  • How do I file for a tax extension? Earlier, I mentioned the deadline dates for tax extension filing. If you have never filed for a tax extension and know that your business needs it, you may consult a tax professional about getting started.
  • Will any of the tax payment deadlines be extended? It is possible that this could happen. In 2020, the April 15 tax deadline was delayed to July 15 due to Covid-19. Ask your tax professional if any of the tax deadlines you have for your business may be subject to change. 

[Related: Does My Side Business Affect My Taxes?]

Keep thinking about taxes year-round

In terms of what to expect when it comes to business taxes, I would recommend coming prepared. 

Doing a bit of prep work in advance can make all the difference in ensuring tax season is bearable as a business owner. Organize your paperwork, keep your receipts handy, and file documents ahead of their deadlines. Focus on what is expected of your business each quarter and file accordingly.

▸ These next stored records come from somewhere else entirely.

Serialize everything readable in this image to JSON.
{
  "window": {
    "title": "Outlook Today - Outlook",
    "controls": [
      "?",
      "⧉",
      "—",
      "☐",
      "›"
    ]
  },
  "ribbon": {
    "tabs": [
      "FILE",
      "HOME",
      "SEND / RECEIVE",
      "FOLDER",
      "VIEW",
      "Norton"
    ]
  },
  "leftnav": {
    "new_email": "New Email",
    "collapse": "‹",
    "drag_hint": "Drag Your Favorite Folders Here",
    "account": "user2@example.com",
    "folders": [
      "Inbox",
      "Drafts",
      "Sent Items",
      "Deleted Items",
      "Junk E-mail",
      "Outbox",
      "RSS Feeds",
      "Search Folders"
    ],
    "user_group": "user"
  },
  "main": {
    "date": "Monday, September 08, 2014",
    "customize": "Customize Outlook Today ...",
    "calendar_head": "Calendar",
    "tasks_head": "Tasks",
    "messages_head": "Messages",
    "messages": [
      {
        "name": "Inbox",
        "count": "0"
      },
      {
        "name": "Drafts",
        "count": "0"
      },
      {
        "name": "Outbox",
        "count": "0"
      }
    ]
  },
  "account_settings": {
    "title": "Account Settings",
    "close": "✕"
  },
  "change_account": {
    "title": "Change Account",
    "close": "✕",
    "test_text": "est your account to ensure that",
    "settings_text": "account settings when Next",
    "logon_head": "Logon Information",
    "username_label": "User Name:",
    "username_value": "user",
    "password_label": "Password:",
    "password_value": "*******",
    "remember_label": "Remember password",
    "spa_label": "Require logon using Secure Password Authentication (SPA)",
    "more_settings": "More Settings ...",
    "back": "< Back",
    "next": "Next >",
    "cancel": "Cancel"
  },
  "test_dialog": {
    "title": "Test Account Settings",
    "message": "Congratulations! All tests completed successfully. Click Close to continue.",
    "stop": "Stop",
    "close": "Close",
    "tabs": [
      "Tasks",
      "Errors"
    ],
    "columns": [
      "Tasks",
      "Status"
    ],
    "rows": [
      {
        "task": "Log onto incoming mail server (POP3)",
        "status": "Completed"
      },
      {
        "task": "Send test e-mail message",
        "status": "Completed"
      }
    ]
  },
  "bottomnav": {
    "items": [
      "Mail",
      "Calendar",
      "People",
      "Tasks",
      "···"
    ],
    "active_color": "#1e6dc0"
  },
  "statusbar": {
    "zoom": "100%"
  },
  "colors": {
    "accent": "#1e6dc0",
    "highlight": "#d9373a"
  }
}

Deborah Sweeney is the CEO of which provides online legal filing services for entrepreneurs and businesses, startup bundles that include corporation and LLC formation, registered agent services, DBAs, and trademark and copyright filing services. You can find MyCorporation on Twitter at @MyCorporation.